One-third of the societal cost of mental illnesses are related to work disruptions
Mental illnesses have a major impact on our economy. The estimated annual health-care costs are around $51 billion and about 35 per cent of the societal cost of mental illnesses are related to work disruptions. This is driven in part by the fact that mental health problems are associated with reduced productivity at work, increased absenteeism, sick leave, short-term and long-term disability. The costs associated with mental health disabilities are also higher than those of physical related disabilities and more likely to re-occur.
Contributing factors to mental health disabilities include difficulties with reintegration to work after a period of mental health disability; lack of policies or disability leave plan; difficulties associated with work accommodations; stigma; burnout; limited prevention intervention plans at both individual and organizational levels; limited organizational resources or capacity; limited proactive strategies or access to evidence-based treatment; limited access to resources with expertise; and not recognizing that treatment or help is needed. Chronic stress and occupational burnout result in reduced motivation and care for work. For others, it can cause feelings of helplessness or powerlessness, resulting in emotional disengagement.
Workplace interventions are increasingly addressing common mental health conditions such as depression, anxiety and post-traumatic stress disorder as part of mental health education, prevention, early identification and interventions. However, our workplace interventions continue to be primarily reactive rather than preventative.
One of the many pathways to build and optimize prevention involve interventions at both individual and organizational levels, such as creating a positive organizational culture as well as building workplace mental health promotion. This can be achieved by reducing workplace risk factors and identifying and building individual as well organizational strengths and protective factors.
Building workplace strengths and protective factors for mental health
Healthy interpersonal, communication skills and emotional intelligence need to be part of training and education for leaders — especially in for all professionals working in human services.
Healthy and supportive relationships and work environments that focus on trust, respect, support, gratitude and care should be promoted in the workplace as well as supportive reintegration into the work environment after a leave of absence.
Stress management programs should also be offered as well integration of mental health and physical health services that aim for work-life balance.
Employers should encourage of health care professionals when someone is experiencing psychological distress and provide a work environment that’s supportive of seeking help and counselling.
Workers’ roles and responsibilities should be well-defined and consistent with one’s interest and training. There should also be opportunities for growth and development.
Sufficient resources should be available to cope with the demands of the job, particularly during times of organizational changes and staff cutbacks that might result in more job demands and fewer resources.
Regular and constructive feedback and recognition for good performance should be provided.
Additionally, flexible work conditions should be available whenever possible and appropriate, such as reasonable work hours and flexibility in determining schedule for shift work to help reduce burnout and assist with work-life balance.

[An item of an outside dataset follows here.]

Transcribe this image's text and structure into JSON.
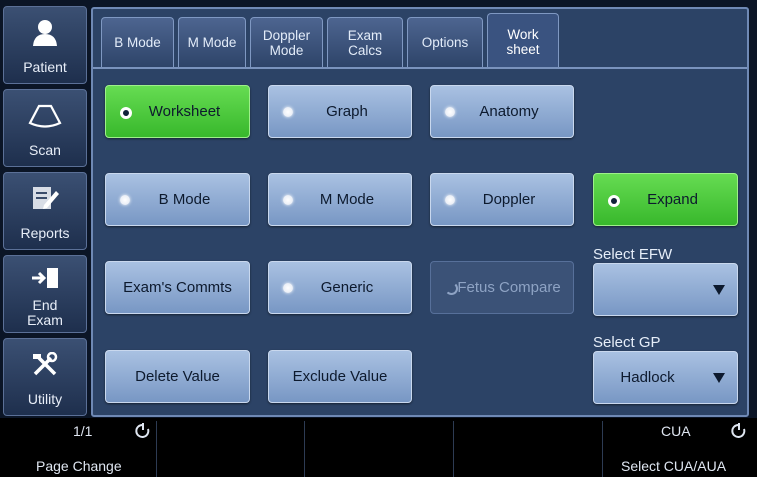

Building worker strength and protective factors for mental health
Employees should work on their perceived self-efficacy and competence, so they feel confident in self and in one’s skills to perform work duties.
They can also work on their emotional regulation skills and interpersonal strengths. This can be done through learning healthy and proactive skills and strategies, including mindfulness, self-compassion and psychological flexibility.
It’s important for workers to have work-life balance and find ways of reducing work to home interference.
They can also thrive through compassion satisfaction: Contentment from being able to do one’s work well and helping others.
Employees must consider their professional worth — the perception that one’s work is valued and effective.
It’s also important that they feel they are gaining knowledge at work and are able to take part in communications and decision-making.
Workers must be in a role where they can use a range of skills and abilities to perform duties and responsibilities.
If faced with difficult situations, employees should practice active coping rather than avoidance coping.
They also need to make their physical health a priority.
Lastly, work must be perceived by employees as meaningful to allow a sense of empowerment and engagement at work.